I enjoyed Gear School, vol. 2 even though I don’t think the story is quite as tight as it was in the first volume. I would like to have seen some more example of Teresa’s problems with her classmates, but given the slim size of the volumes I can kind of understand why we don’t see much of it here. Still, I did enjoy and hope to see more of this fun little series.
Gear School, Vol. 2 is available now from Dark Horse Comics.
By Gakuto Coda, Translated by Andrew Cunningham
Tokyopop, 232 pp
Rating: Teen (13 +)
The second of the thirteen volume Missing series brings more of the supernatural weirdness and magical theory that marked the initial volume. But this time Aki Kidono takes center stage, as her friends at the Literature Club race to solve the puzzle of a mysterious cursed fax which threatens her sanity and her life!
In the first volume, Aki Kidono played a rather crucial role. Being one of the two most capable and intelligent members of the five man literature club she was key in rescuing Kyoichi Utsume from the nebulous “other world.” During the course of the story it was mentioned that Kidono had a rather interesting link to the supernatural herself, and it’s that link and the cursed fax that brings it to the surface, which is the focus of this volume. That’s not the only thing that Gakuto Coda brings back from the original novel, as several supporting characters reappear and are expanded upon, including a mysterious “witch” who attends the same school as our protagonists. The horror in this volume felt a bit more tangible than in the original volume. I’m not sure if it’s just me; maybe I’m just more susceptible to the idea of being watched rather than being lost and confused, but about halfway through the volume is a fantastic sequence involving Aki and Ryoko that was wonderfully tense, creepy and paranoia inducing. The story is again clothed in the feeling of realism and research that made the original novel so enjoyable.
Unfortunately it’s not all roses, as it drags a bit in the beginning while the group attempts to establish whether or not the cursed fax is genuine, or whether it’s all in Kidono’s head. Speaking of Aki Kidono, she suffers the curse that seemingly all openly strong and capable female characters suffer from in Japanese fiction. Namely it’s all just a show and she’s not as strong as she presents herself. Also, after reading this I really had to wonder what the big deal about Kyoichi Utsume was in the original volume. He certainly comes across as an intelligent and capable person, but unfortunately he also comes across as pretty cold and unlikable, not to mention being a bit too perfect.

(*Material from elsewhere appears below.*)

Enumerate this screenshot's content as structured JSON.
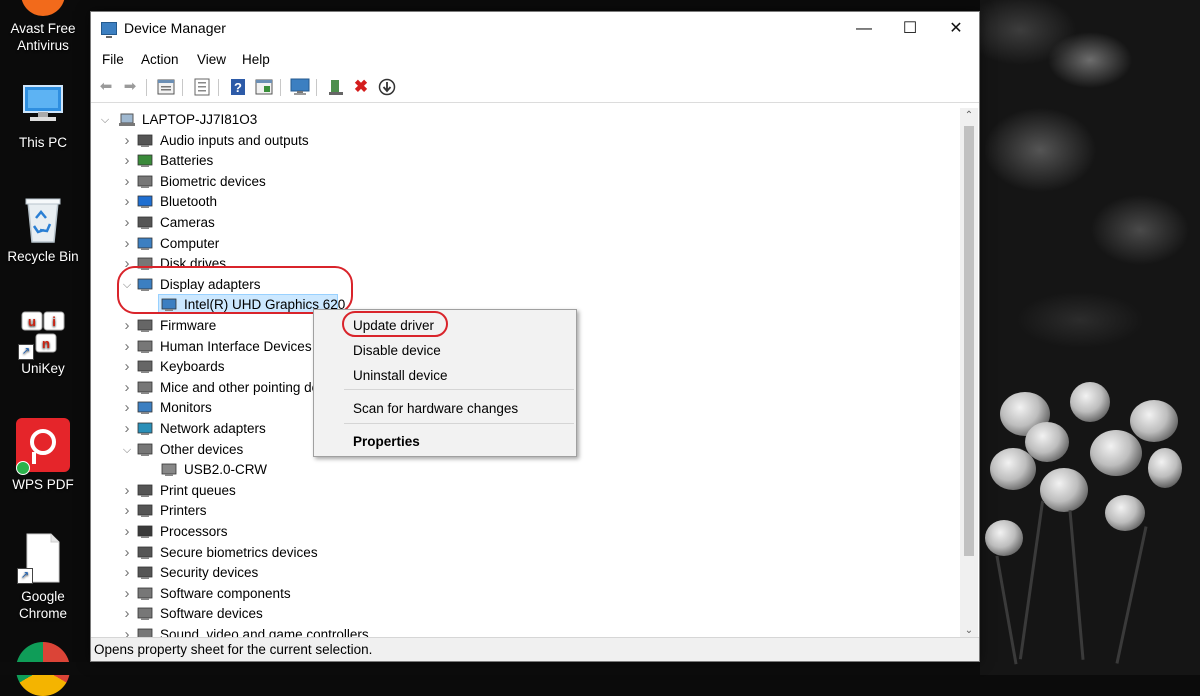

While the characters still feel fairly stock-ish, and the plot takes a little bit to really get going, I think the worst thing about this book is the last fifteen pages or so. No, they’re not the climax to the story, but a preview to the third volume that will probably never be printed. It’s a horrible, horrible tease of something that most likely will never come. In the end though, I was pretty glad that we at least got the first two volumes in English. They’re flawed, but still fairly entertaining, and the mysteries and the world that Coda is building are fascinating and I’d love to see more of them both.
Missing, vol. 2: Letter of Misfortune is available now.